- Who we are
- What we do
- SADC Gender Protocol & Alliance
- Gender & Media
- Gender & Governance
- Gender Justice
- Gender Links Services (GLS)
- Making a difference
- 15 Years of Service
Adopted in 2008, the SADC Protocol on Gender and Development is a unique sub-regional instrument that brings together African and global goals on gender equality and enhances these through targets and timeframes (unlike the 22 others SADC Protocols). Initially aligned to the Millennium development Goals that expired in 2015, the Gender Protocol comprised 28 targets that went well beyond the minimum requirements of MDG 3.
Although Botswana and Mauritius have not signed the Protocol, it became enforceable in September 2012 after getting nine ratifications (over two thirds of the 13 signatories). The SADC Gender Protocol encompasses ten thematic areas which include Constitutional and Legal Rights; Governance (Representation and Participation); Education and Training; Productive Resources and Employment, Economic Empowerment; Gender Based Violence; Health; HIV and AIDS; Peace Building and Conflict Resolution; Media, Information and Communication; Implementation with the over- arching objective of 50/50 parity by 2015
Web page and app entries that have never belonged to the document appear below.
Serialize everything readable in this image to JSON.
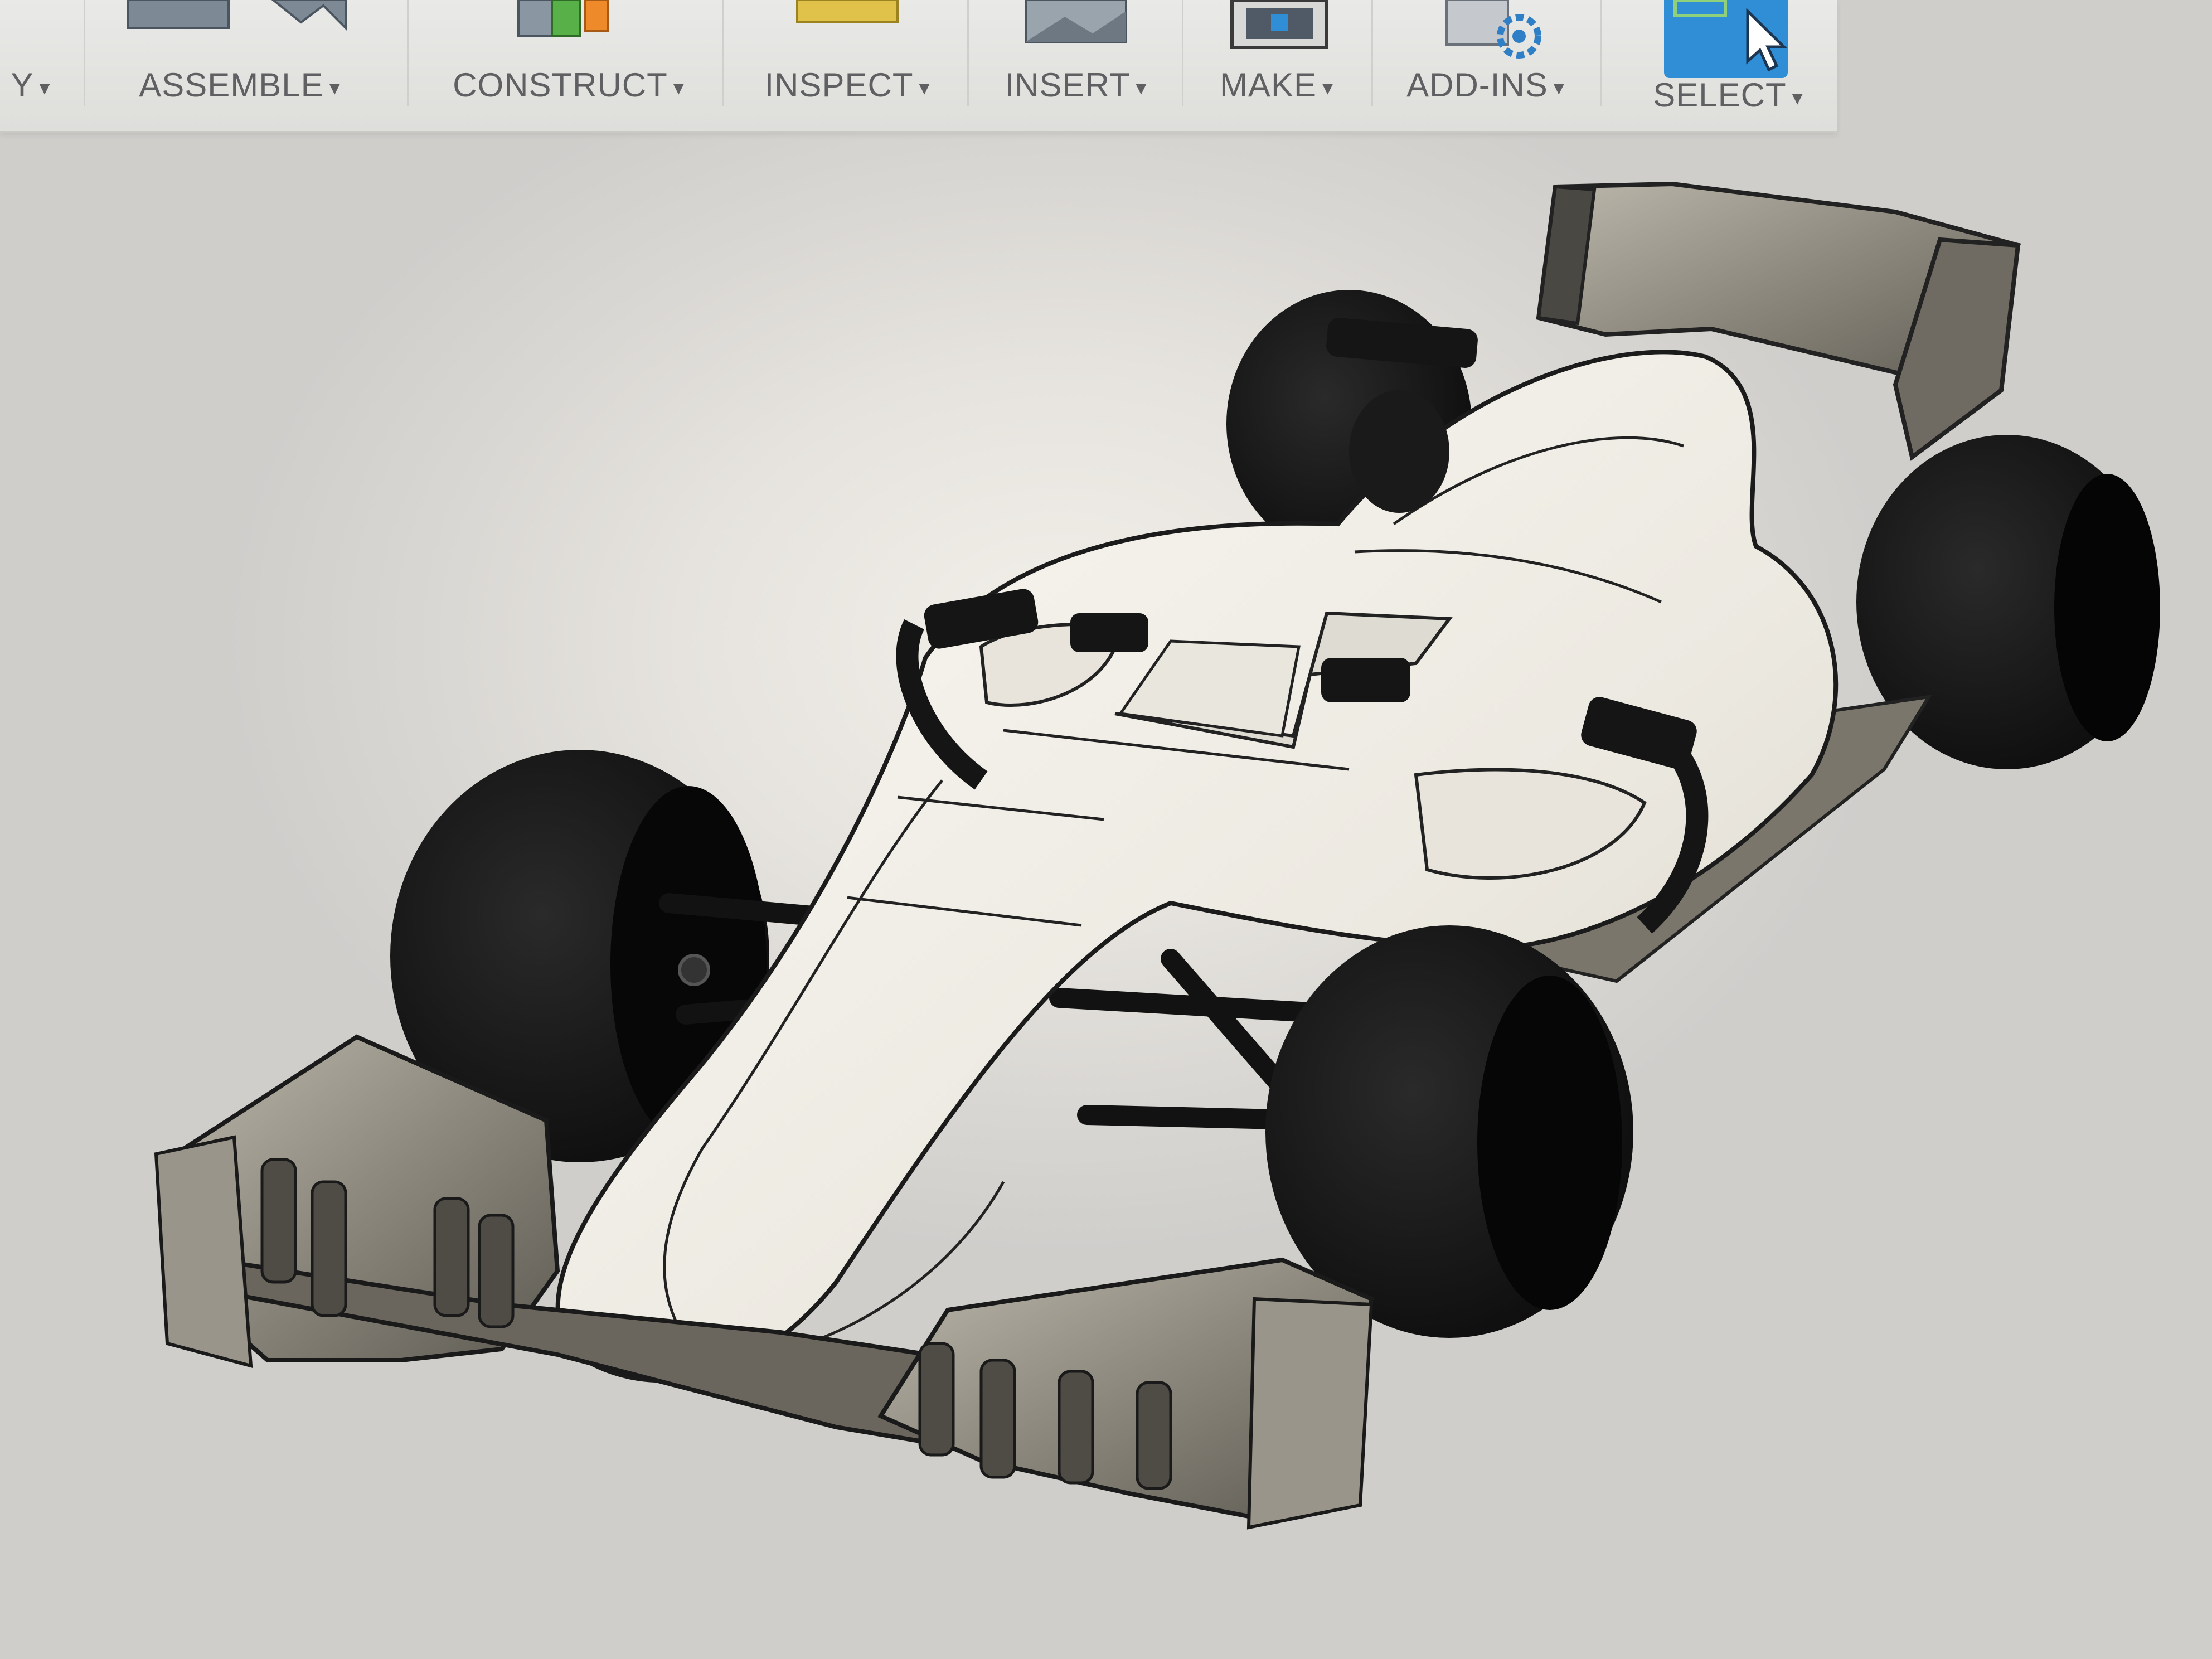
{
  "toolbar": {
    "groups": [
      {
        "label": "Y"
      },
      {
        "label": "ASSEMBLE"
      },
      {
        "label": "CONSTRUCT"
      },
      {
        "label": "INSPECT"
      },
      {
        "label": "INSERT"
      },
      {
        "label": "MAKE"
      },
      {
        "label": "ADD-INS"
      },
      {
        "label": "SELECT"
      }
    ],
    "caret": "▾"
  },
  "colors": {
    "toolbar_bg": "#e3e3e0",
    "select_accent": "#2f8ed6",
    "body_white": "#f0eee8",
    "tyre_black": "#141414",
    "wing_grey": "#8a867c"
  }
}
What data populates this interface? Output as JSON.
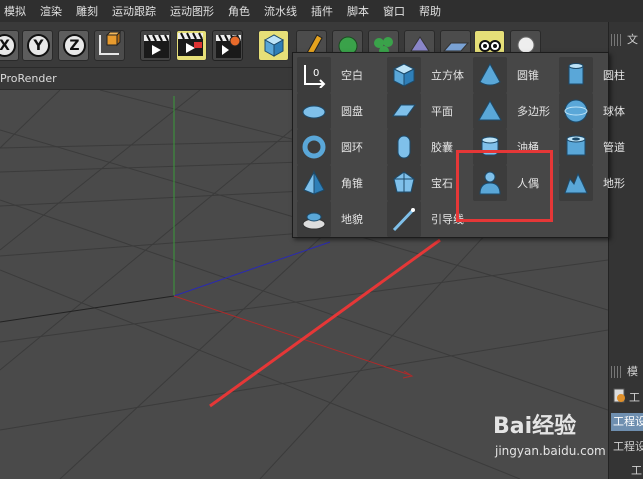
{
  "menu": [
    "模拟",
    "渲染",
    "雕刻",
    "运动跟踪",
    "运动图形",
    "角色",
    "流水线",
    "插件",
    "脚本",
    "窗口",
    "帮助"
  ],
  "toolbar": {
    "axis_buttons": [
      "X",
      "Y",
      "Z"
    ],
    "highlight_color": "#e6df78"
  },
  "viewport": {
    "header_label": "ProRender"
  },
  "popup": {
    "columns": [
      [
        {
          "label": "空白",
          "icon": "null-object-icon"
        },
        {
          "label": "圆盘",
          "icon": "disc-icon"
        },
        {
          "label": "圆环",
          "icon": "torus-icon"
        },
        {
          "label": "角锥",
          "icon": "pyramid-icon"
        },
        {
          "label": "地貌",
          "icon": "landscape-icon"
        }
      ],
      [
        {
          "label": "立方体",
          "icon": "cube-icon"
        },
        {
          "label": "平面",
          "icon": "plane-icon"
        },
        {
          "label": "胶囊",
          "icon": "capsule-icon"
        },
        {
          "label": "宝石",
          "icon": "gem-icon"
        },
        {
          "label": "引导线",
          "icon": "guide-icon"
        }
      ],
      [
        {
          "label": "圆锥",
          "icon": "cone-icon"
        },
        {
          "label": "多边形",
          "icon": "polygon-icon"
        },
        {
          "label": "油桶",
          "icon": "oil-tank-icon"
        },
        {
          "label": "人偶",
          "icon": "figure-icon"
        }
      ],
      [
        {
          "label": "圆柱",
          "icon": "cylinder-icon"
        },
        {
          "label": "球体",
          "icon": "sphere-icon"
        },
        {
          "label": "管道",
          "icon": "tube-icon"
        },
        {
          "label": "地形",
          "icon": "terrain-icon"
        }
      ]
    ]
  },
  "right_panel": {
    "tab_top": "文",
    "tab_mid": "模",
    "project_button": "工程设",
    "project_label_1": "工",
    "project_label_2": "工程设",
    "project_label_3": "工"
  },
  "watermark": {
    "logo": "Bai经验",
    "url": "jingyan.baidu.com"
  },
  "annotation_color": "#e53737"
}
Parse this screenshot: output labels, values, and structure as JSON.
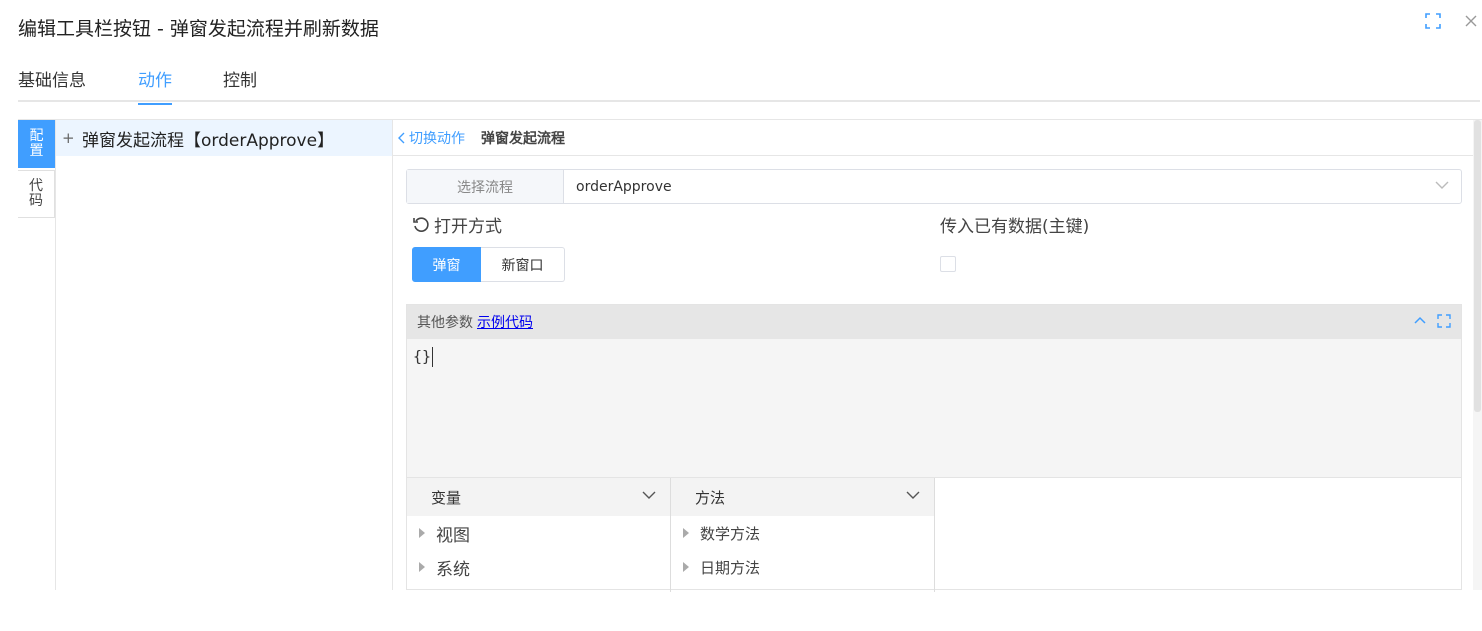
{
  "dialog": {
    "title": "编辑工具栏按钮 - 弹窗发起流程并刷新数据"
  },
  "tabs": [
    {
      "label": "基础信息"
    },
    {
      "label": "动作"
    },
    {
      "label": "控制"
    }
  ],
  "side_tabs": {
    "config": "配置",
    "code": "代码"
  },
  "actions": [
    {
      "prefix": "+",
      "label": "弹窗发起流程【orderApprove】"
    }
  ],
  "breadcrumb": {
    "back_label": "切换动作",
    "current": "弹窗发起流程"
  },
  "process_select": {
    "label": "选择流程",
    "value": "orderApprove"
  },
  "open_mode": {
    "label": "打开方式",
    "options": [
      "弹窗",
      "新窗口"
    ],
    "selected": "弹窗"
  },
  "pass_data": {
    "label": "传入已有数据(主键)",
    "checked": false
  },
  "params": {
    "label": "其他参数",
    "example_link": "示例代码",
    "code": "{}"
  },
  "helpers": {
    "variables": {
      "title": "变量",
      "items": [
        "视图",
        "系统"
      ]
    },
    "methods": {
      "title": "方法",
      "items": [
        "数学方法",
        "日期方法"
      ]
    }
  },
  "colors": {
    "accent": "#409eff",
    "link": "#0000ee"
  }
}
In 2013, the Southern African Gender Protocol Alliance mounted a concerted campaign for the region to stay abreast of global trends by reviewing the Protocol and aligning it to the Sustainable Development Goals (SDG’s). At their annual meeting in Lilongwe in 2014, gender ministers agreed to review the Protocol and a year later in 2015 the ministers agreed that the Protocol should be aligned to the Post -2015 Sustainable Development Goals (SDGs), the Beijing Plus Twenty Review, and the Africa Agenda 2063. They also agreed that it should be accompanied by a strong Monitoring, Evaluation and Results Framework. In June 2016 SADC Gender Ministers adopted the updated SADC Gender Protocol. Read the press release on the Post-2015 SADC Gender Protocol. View the table analysing the losses and gains.